Taking it easy

Recently I’ve been getting myself to take it easy in my garden chair. I gave myself permission to just sit. Not do anything, just enjoy being there.

I don’t do enough of that. I’m always on the go, pushing myself. I don’t rest enough, give myself time to settle down. It’s more necessary when I’m sick, but it works the other way, too: I noticed when I was on retreat, meditating several times a day, that I was healthier than usual.

This time I wasn’t trying to meditate, like Zen “just sitting,” which I tried to do during retreat, and failed miserably at. “Don’t try to think; don’t try not to think.” Hah! My mind went racing, without something to focus on. So this time, I focused on the physical sensations of being here, sitting in my garden. My breath. The warmth of the sun on my shoulders. The comfortable support of the Adirondack chair under my lower back. The sight of the garden in late fall.

Blue haze

There are a lot of asters surrounding the chair. They’re descended from a few plants I dug up from wild ones beside the road; I think they’re New Belgium Asters. Three, four feet tall, clouds of little flowers from white to medium blue-purple. In mid-September they were so romantic, a haze of blue all over the main garden in the back yard. And in the back corner, in the midst of them, my blue chair.

Sitting in the chair with the asters at their peak felt like sitting in some magical arbor. They hung over my shoulders and nodded in front of me, just barely leaving room for seeing the rest of the garden. Splendor like some fairy queen’s throne room.

Now they’re past their peak. The flowers are faded, some withered and some gray. Some stems hang low, dipping toward the ground. But sitting here now, I have still felt blessed by the presence they create. The magic is still here. No longer the magic of romance and prettiness, rather the magic of vitality. The plants are doing their thing: the leaves shining in the sunlight as they drink it in, storing energy in the roots for the winter coming so soon; the flowers making seeds. And bees! Hundreds of them, flitting around in complex dances that seem to counterpoint the energy of the plants sparkling in the sun.

Bees

For a moment I flash on the scene as the vast architecture of a miniature city, with the flying citizens bustling around on important business. It’s an inadequate metaphor, but my mind has grasped something essential about this little ecology. I feel honored to sit here in the middle, watching all this energy.

Normally I regard bees in my garden as fellow beings, treat them with respect and ask that they treat me with respect. I have business here, too. I have never been stung in my garden. Today I walked past many bees as I went to the chair, brushing aside the stalks of asters they were on and around, to get there. After drinking in the sensations for a while, and dozing for a while, I notice a bee on my right sleeve. Its antennae are perking back and forth, and it lifts its forelegs too, as it investigates my shirt.
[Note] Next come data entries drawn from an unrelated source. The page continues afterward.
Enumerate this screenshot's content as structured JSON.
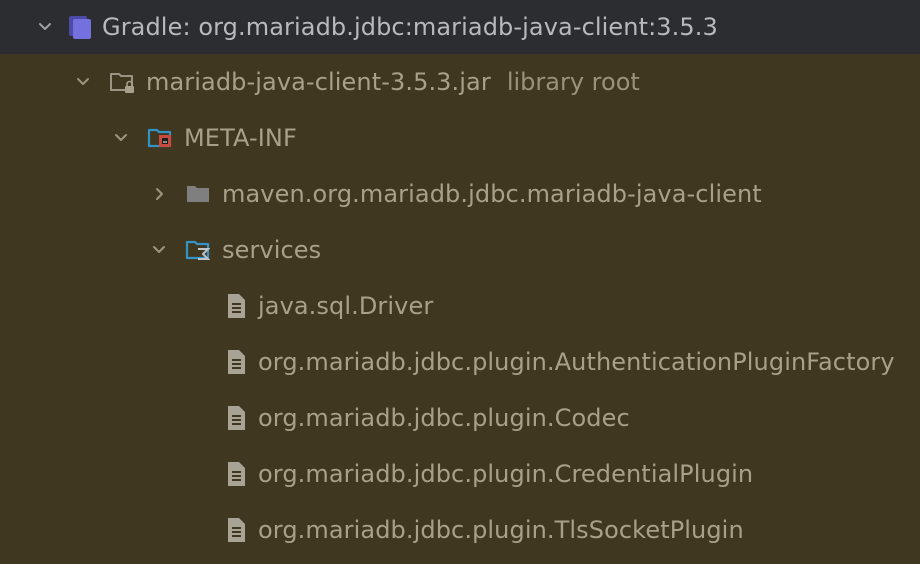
{
  "tree": {
    "gradle_dependency": {
      "label": "Gradle: org.mariadb.jdbc:mariadb-java-client:3.5.3",
      "icon": "gradle-library-icon",
      "expanded": true
    },
    "jar": {
      "label": "mariadb-java-client-3.5.3.jar",
      "secondary": "library root",
      "icon": "locked-folder-icon",
      "expanded": true
    },
    "meta_inf": {
      "label": "META-INF",
      "icon": "meta-inf-folder-icon",
      "expanded": true
    },
    "maven_folder": {
      "label": "maven.org.mariadb.jdbc.mariadb-java-client",
      "icon": "folder-icon",
      "expanded": false
    },
    "services": {
      "label": "services",
      "icon": "services-folder-icon",
      "expanded": true
    },
    "files": [
      {
        "label": "java.sql.Driver",
        "icon": "text-file-icon"
      },
      {
        "label": "org.mariadb.jdbc.plugin.AuthenticationPluginFactory",
        "icon": "text-file-icon"
      },
      {
        "label": "org.mariadb.jdbc.plugin.Codec",
        "icon": "text-file-icon"
      },
      {
        "label": "org.mariadb.jdbc.plugin.CredentialPlugin",
        "icon": "text-file-icon"
      },
      {
        "label": "org.mariadb.jdbc.plugin.TlsSocketPlugin",
        "icon": "text-file-icon"
      }
    ]
  },
  "colors": {
    "top_row_background": "#2b2d30",
    "tree_background": "#403720",
    "text": "#a9a08a",
    "gradle_icon": "#6f6bd6",
    "folder_icon": "#7f7f80",
    "services_icon": "#3592c4"
  }
}
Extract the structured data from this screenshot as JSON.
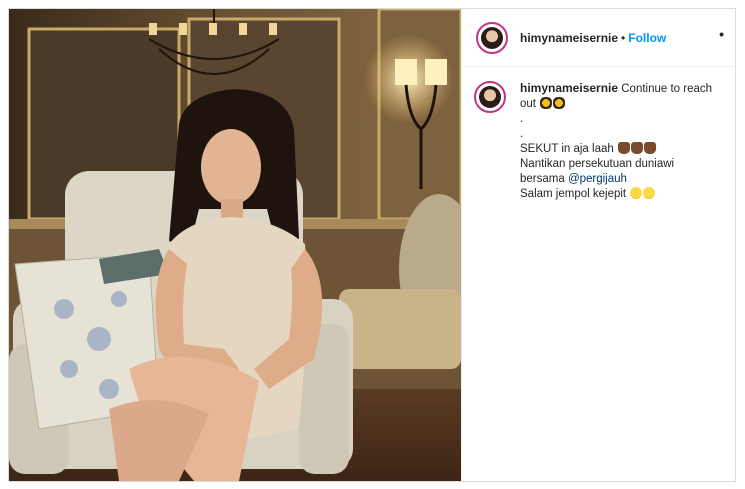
{
  "post": {
    "username": "himynameisernie",
    "separator": "•",
    "follow_label": "Follow",
    "more_icon": "more-options-icon"
  },
  "caption": {
    "username": "himynameisernie",
    "line1": "Continue to reach",
    "line2": "out",
    "dot1": ".",
    "dot2": ".",
    "line3": "SEKUT in aja laah",
    "line4": "Nantikan persekutuan duniawi",
    "line5_prefix": "bersama ",
    "mention": "@pergijauh",
    "line6": "Salam jempol kejepit"
  },
  "colors": {
    "link_blue": "#0095f6",
    "mention_blue": "#00376b",
    "story_ring": "#c13584"
  }
}
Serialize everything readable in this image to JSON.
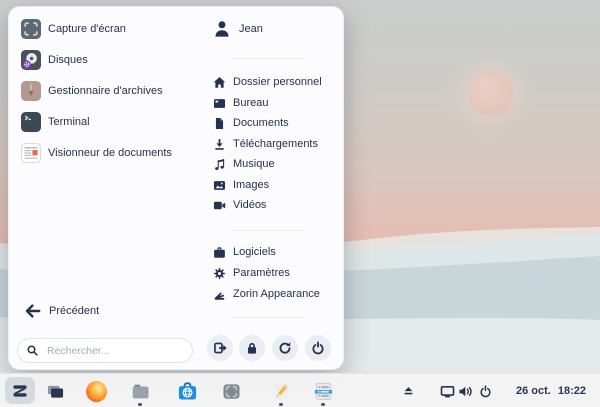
{
  "menu": {
    "apps": [
      {
        "label": "Capture d'écran",
        "icon": "screenshot-app-icon"
      },
      {
        "label": "Disques",
        "icon": "disks-app-icon"
      },
      {
        "label": "Gestionnaire d'archives",
        "icon": "archive-manager-app-icon"
      },
      {
        "label": "Terminal",
        "icon": "terminal-app-icon"
      },
      {
        "label": "Visionneur de documents",
        "icon": "document-viewer-app-icon"
      }
    ],
    "user": {
      "name": "Jean",
      "icon": "user-avatar-icon"
    },
    "places": [
      {
        "label": "Dossier personnel",
        "icon": "home-icon"
      },
      {
        "label": "Bureau",
        "icon": "desktop-icon"
      },
      {
        "label": "Documents",
        "icon": "document-icon"
      },
      {
        "label": "Téléchargements",
        "icon": "download-icon"
      },
      {
        "label": "Musique",
        "icon": "music-icon"
      },
      {
        "label": "Images",
        "icon": "image-icon"
      },
      {
        "label": "Vidéos",
        "icon": "video-icon"
      }
    ],
    "system": [
      {
        "label": "Logiciels",
        "icon": "software-store-icon"
      },
      {
        "label": "Paramètres",
        "icon": "settings-gear-icon"
      },
      {
        "label": "Zorin Appearance",
        "icon": "appearance-icon"
      }
    ],
    "back_label": "Précédent",
    "search_placeholder": "Rechercher...",
    "session_buttons": [
      "logout",
      "lock",
      "restart",
      "power"
    ]
  },
  "taskbar": {
    "launchers": [
      "zorin-menu",
      "workspaces",
      "firefox",
      "files",
      "software-store",
      "screenshot-tool",
      "text-editor",
      "tweaks"
    ],
    "tray": [
      "eject",
      "display",
      "volume",
      "power"
    ],
    "date": "26 oct.",
    "time": "18:22"
  },
  "colors": {
    "icon_navy": "#24334f",
    "badge_purple": "#7e41c8",
    "software_blue": "#1e8fe0",
    "accent_row_blue": "#2f9de8",
    "firefox_orange": "#ff8a1e",
    "sky_pink": "#eeb4aa",
    "panel_bg": "#fcfcfe"
  }
}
“There’s nothing here for you,” I tell it, as often I do if they get closer than I like, to encourage them to move on. But this one is still curious. Bees eat human food, and are attracted to the sweet scents humans use. But I don’t think there’s any food on me, and I fanatically avoid scent, since it makes me sick.

When they get close

I could blow the bee off my arm, but I decide to just wait, and watch it. I don’t often get close enough to appreciate the delicate fuzz on a bee’s back, the glitter of its faceted wings. Eventually, however, fear surfaces in my mind. I know it’s important not to get hooked by the fear; if I do my pheromones will alarm it. But I can’t deny that part of me is afraid. I forget I could blow it away.

The best I can do is to keep in mind that fear isn’t the only thing my mind can do, to refuse to identify with the fear. I talk out loud to the bee, gently telling it my other thoughts, and then telling it that this is my space, and I wish it would move on. It does. I go back to drinking in the sun’s warmth, closing my eyes and breathing a sigh of relief. Another bee comes close enough to my face that the buzz is loud. This time, I can blow; I do it without thinking.

© Copyright 2000 Catherine Holmes Clark. Last updated 12 October 2000